So, why is Pacquiao giving him the green light to run the league and think of ways to improve the product?
Ramos' major role stems from his association with master restaurateur Demy Dizon, who is his father-in-law after marrying former model Joanna in 2005 in America.
Pacquiao is friends with Dizon, who operates Harbour View, a favorite hangout of local and foreign tourists and a beloved dining place for some of society's most celebrated personalities.
But does Ramos have the credentials?
Apparently he does.
Born in the Philippines in 1979, Joseph Paulo Glinoga Ramos studied at the Jesuit-run Creighton University in Omaha, Nebraska.
'We will split the venue with two games each.'
He graduated with a degree in Bachelor of Science in Business Administration (major in Marketing) in 2004 and suddenly found himself working for the boxing legend.
At first, he was tapped as Pacquiao's interpreter in his legal battle with former promoter Murad Muhammad.
Then he was in charge of booking airline tickets for Pacquiao's guests from the Philippines but this lowly job didn't last long as he would assume the role of one of the sporting idol's trusted men, handling negotiations for fight-related matters in the United States.
During Pacquiao's heyday, Ramos met with boxing luminaries, ranging from big-time promoters like Bob Arum and Oscar De La Hoya to cable giants such as HBO and Showtime.
Eventually, he assumed the role of an adviser, a position that he continues to hold until this very day as chief executive officer of the MPBL but also of the influential MP Promotions, the boxing arm of Pacquiao.
Ramos runs the affairs of MP Promotions with American dealmaker Sean Gibbons, who has expedited the world title opportunities of countless Filipino boxers, including Marlon Tapales.
Through the years, Pacquiao's organizational skills have evolved from sheer confusion to what Ramos describes as "organized chaos."
"But now, we are trying to organize it even more," he said.
Proof that they have been quite successful is the fact that the MPBL has survived and looks poised to prosper.
In the future, Ramos would like the MPBL to become a league that will join the ranks of other high-profile leagues that play a minimum of 40 games a season, excluding the playoffs.
This early, the plan is to hold between 40 to 45 games with games being played six days a week.
"We will split the venue with two games each."

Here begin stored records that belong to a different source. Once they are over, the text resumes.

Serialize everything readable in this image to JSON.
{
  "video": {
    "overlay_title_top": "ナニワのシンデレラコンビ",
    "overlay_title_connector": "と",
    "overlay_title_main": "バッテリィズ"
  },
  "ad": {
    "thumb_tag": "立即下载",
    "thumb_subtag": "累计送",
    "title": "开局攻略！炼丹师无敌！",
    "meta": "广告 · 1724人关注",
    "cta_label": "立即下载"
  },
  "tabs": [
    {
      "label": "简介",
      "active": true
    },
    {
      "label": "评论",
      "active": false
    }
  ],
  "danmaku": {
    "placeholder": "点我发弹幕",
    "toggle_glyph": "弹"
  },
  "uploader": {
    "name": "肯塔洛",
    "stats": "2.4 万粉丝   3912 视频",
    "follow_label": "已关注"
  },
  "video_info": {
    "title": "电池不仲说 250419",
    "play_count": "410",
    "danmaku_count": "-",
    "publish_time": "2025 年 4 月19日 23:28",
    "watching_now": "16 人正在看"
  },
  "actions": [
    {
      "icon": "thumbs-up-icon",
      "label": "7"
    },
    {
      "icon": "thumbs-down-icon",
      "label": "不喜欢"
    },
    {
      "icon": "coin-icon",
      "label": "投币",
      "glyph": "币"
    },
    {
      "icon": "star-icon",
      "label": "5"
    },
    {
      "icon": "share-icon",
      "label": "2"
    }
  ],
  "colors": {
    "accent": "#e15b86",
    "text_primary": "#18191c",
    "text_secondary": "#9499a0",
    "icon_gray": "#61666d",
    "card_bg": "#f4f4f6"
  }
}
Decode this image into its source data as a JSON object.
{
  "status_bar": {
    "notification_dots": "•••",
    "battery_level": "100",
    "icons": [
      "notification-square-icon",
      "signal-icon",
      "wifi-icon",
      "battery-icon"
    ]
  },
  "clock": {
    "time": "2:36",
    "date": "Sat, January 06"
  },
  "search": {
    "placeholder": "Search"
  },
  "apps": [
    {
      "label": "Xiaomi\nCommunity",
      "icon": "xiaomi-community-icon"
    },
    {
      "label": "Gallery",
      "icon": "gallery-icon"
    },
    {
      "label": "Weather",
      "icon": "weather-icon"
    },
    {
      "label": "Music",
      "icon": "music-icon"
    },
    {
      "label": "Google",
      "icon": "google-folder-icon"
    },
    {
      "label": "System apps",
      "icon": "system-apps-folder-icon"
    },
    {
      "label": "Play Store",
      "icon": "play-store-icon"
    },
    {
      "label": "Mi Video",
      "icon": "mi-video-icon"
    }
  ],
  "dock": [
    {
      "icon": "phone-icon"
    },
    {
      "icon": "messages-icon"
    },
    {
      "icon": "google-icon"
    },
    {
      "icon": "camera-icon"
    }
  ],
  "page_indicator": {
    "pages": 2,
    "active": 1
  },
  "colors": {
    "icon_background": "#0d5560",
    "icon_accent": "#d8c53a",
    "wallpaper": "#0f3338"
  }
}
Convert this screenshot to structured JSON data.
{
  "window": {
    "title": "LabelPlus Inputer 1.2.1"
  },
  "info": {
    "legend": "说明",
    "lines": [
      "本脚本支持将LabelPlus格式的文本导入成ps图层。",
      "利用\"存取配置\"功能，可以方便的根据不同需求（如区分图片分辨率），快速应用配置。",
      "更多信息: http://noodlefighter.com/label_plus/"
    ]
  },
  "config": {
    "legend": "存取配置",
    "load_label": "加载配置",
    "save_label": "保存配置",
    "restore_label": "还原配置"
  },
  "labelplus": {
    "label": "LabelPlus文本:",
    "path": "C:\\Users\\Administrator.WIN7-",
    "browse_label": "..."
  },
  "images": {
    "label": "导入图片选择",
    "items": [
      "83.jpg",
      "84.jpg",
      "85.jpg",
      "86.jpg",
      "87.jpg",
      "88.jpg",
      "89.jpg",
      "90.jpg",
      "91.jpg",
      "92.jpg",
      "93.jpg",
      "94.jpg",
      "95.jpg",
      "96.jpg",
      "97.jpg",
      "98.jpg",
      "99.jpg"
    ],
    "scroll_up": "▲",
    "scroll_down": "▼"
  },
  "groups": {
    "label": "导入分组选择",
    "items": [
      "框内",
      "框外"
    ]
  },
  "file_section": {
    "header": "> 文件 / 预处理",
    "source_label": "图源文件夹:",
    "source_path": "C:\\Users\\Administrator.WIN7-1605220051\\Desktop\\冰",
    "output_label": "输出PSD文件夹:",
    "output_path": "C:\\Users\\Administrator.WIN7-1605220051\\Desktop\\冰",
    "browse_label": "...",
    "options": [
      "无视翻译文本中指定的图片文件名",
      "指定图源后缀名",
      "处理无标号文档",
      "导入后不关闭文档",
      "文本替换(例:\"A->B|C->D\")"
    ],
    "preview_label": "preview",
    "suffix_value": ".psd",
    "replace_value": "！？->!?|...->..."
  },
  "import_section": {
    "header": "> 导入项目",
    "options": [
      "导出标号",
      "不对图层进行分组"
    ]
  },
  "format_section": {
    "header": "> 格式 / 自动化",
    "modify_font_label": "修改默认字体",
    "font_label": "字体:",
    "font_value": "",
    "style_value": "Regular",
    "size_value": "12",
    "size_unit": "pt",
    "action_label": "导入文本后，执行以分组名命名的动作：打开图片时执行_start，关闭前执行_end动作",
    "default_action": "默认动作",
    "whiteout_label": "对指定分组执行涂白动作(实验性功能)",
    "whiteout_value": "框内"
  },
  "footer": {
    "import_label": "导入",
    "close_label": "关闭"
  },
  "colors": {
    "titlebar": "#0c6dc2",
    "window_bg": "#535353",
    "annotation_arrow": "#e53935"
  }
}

Pacquiao, noted Ramos, is not afraid to take risks, an attitude that was evident during his fighting days and something that proved crucial in his success in and out of the ring.
"We are innovating and thinking outside the box but the mission is to bring sports closer to the people because things are a lot different now."
In the pipeline for Ramos, with blessings from Pacquiao, is a grassroots boxing tournament which he calls "League of Destiny."
"The boss already has Blow-By-Blow, which is professional, so we are doing this for the amateurs," said Ramos, his face glowing with excitement.
"It's going to be a Karate Kid-style competition and we have discussed this with amateur boxing officials."
Then, there's a 3×3 tournament for kids that will be played right at the center of town of a city or municipality in the country.
Almost all of these are suggestions made by Pacquiao himself, according to Ramos, insisting that despite what people say about the eight-division champion, "he is a genius in his own right."
But still, there are ideas that have been turned down.
Unlike before when his word was the law, Pacquiao now tends to lend an ear to suggestions and advice coming from his inner circle.
"He has matured and he listens a lot," Ramos said.
And this is mainly the reason why Ramos is also oozing with excitement over the prospects of embarking on another project, knowing all too well that Pacquiao has got his back.
When the interview was over, Ramos bid the scribe goodbye before doing a fist bump, wishing him well and looking forward to another meeting between them in Tokyo a day after Christmas for the Tapales fight.
Ramos had still one thing left to do while this companion had to report for desk work.
By the time they parted ways, the pizza had gone cold and the greens were left untouched.